* [Required work]:
Every line of the data is to be retyped exactly.

*** Information shown Section Begins ***

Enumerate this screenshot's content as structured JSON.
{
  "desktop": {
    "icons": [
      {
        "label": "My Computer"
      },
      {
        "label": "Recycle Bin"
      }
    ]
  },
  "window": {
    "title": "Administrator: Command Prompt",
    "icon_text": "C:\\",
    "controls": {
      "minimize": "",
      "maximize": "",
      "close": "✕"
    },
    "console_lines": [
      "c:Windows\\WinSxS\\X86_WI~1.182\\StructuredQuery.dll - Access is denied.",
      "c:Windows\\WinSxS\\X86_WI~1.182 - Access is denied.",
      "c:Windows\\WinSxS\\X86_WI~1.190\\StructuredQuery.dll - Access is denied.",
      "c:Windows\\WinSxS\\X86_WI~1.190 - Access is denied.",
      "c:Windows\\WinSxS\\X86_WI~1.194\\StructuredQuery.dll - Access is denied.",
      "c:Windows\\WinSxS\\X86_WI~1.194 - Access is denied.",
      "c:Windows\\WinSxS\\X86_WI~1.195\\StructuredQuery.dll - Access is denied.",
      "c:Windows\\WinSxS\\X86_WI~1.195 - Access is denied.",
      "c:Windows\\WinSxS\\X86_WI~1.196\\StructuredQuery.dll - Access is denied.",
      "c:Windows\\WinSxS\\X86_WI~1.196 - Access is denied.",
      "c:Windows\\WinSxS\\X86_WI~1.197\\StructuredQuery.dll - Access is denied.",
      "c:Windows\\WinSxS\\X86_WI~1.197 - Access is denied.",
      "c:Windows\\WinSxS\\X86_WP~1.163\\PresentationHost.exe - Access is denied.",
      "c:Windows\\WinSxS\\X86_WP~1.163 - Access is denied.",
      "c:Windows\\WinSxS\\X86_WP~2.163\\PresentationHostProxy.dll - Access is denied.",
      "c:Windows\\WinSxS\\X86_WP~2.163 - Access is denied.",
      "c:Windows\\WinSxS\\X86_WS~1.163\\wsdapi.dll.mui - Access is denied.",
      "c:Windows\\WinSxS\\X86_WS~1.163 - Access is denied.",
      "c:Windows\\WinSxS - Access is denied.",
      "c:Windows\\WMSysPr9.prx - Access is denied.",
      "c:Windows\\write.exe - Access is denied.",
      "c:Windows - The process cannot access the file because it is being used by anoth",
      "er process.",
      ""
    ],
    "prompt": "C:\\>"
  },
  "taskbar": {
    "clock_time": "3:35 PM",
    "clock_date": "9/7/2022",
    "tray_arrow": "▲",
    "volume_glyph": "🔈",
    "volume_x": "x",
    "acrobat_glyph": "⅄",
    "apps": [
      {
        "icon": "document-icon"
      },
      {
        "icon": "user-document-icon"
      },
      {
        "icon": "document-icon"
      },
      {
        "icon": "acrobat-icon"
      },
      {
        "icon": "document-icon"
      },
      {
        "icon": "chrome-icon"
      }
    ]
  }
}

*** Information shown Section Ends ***

* [Output for this task]:
Enumerate this screenshot's content as structured JSON.
{
  "desktop": {
    "icons": [
      {
        "label": "My Computer"
      },
      {
        "label": "Recycle Bin"
      }
    ]
  },
  "window": {
    "title": "Administrator: Command Prompt",
    "icon_text": "C:\\",
    "controls": {
      "minimize": "",
      "maximize": "",
      "close": "✕"
    },
    "console_lines": [
      "c:Windows\\WinSxS\\X86_WI~1.182\\StructuredQuery.dll - Access is denied.",
      "c:Windows\\WinSxS\\X86_WI~1.182 - Access is denied.",
      "c:Windows\\WinSxS\\X86_WI~1.190\\StructuredQuery.dll - Access is denied.",
      "c:Windows\\WinSxS\\X86_WI~1.190 - Access is denied.",
      "c:Windows\\WinSxS\\X86_WI~1.194\\StructuredQuery.dll - Access is denied.",
      "c:Windows\\WinSxS\\X86_WI~1.194 - Access is denied.",
      "c:Windows\\WinSxS\\X86_WI~1.195\\StructuredQuery.dll - Access is denied.",
      "c:Windows\\WinSxS\\X86_WI~1.195 - Access is denied.",
      "c:Windows\\WinSxS\\X86_WI~1.196\\StructuredQuery.dll - Access is denied.",
      "c:Windows\\WinSxS\\X86_WI~1.196 - Access is denied.",
      "c:Windows\\WinSxS\\X86_WI~1.197\\StructuredQuery.dll - Access is denied.",
      "c:Windows\\WinSxS\\X86_WI~1.197 - Access is denied.",
      "c:Windows\\WinSxS\\X86_WP~1.163\\PresentationHost.exe - Access is denied.",
      "c:Windows\\WinSxS\\X86_WP~1.163 - Access is denied.",
      "c:Windows\\WinSxS\\X86_WP~2.163\\PresentationHostProxy.dll - Access is denied.",
      "c:Windows\\WinSxS\\X86_WP~2.163 - Access is denied.",
      "c:Windows\\WinSxS\\X86_WS~1.163\\wsdapi.dll.mui - Access is denied.",
      "c:Windows\\WinSxS\\X86_WS~1.163 - Access is denied.",
      "c:Windows\\WinSxS - Access is denied.",
      "c:Windows\\WMSysPr9.prx - Access is denied.",
      "c:Windows\\write.exe - Access is denied.",
      "c:Windows - The process cannot access the file because it is being used by anoth",
      "er process.",
      ""
    ],
    "prompt": "C:\\>"
  },
  "taskbar": {
    "clock_time": "3:35 PM",
    "clock_date": "9/7/2022",
    "tray_arrow": "▲",
    "volume_glyph": "🔈",
    "volume_x": "x",
    "acrobat_glyph": "⅄",
    "apps": [
      {
        "icon": "document-icon"
      },
      {
        "icon": "user-document-icon"
      },
      {
        "icon": "document-icon"
      },
      {
        "icon": "acrobat-icon"
      },
      {
        "icon": "document-icon"
      },
      {
        "icon": "chrome-icon"
      }
    ]
  }
}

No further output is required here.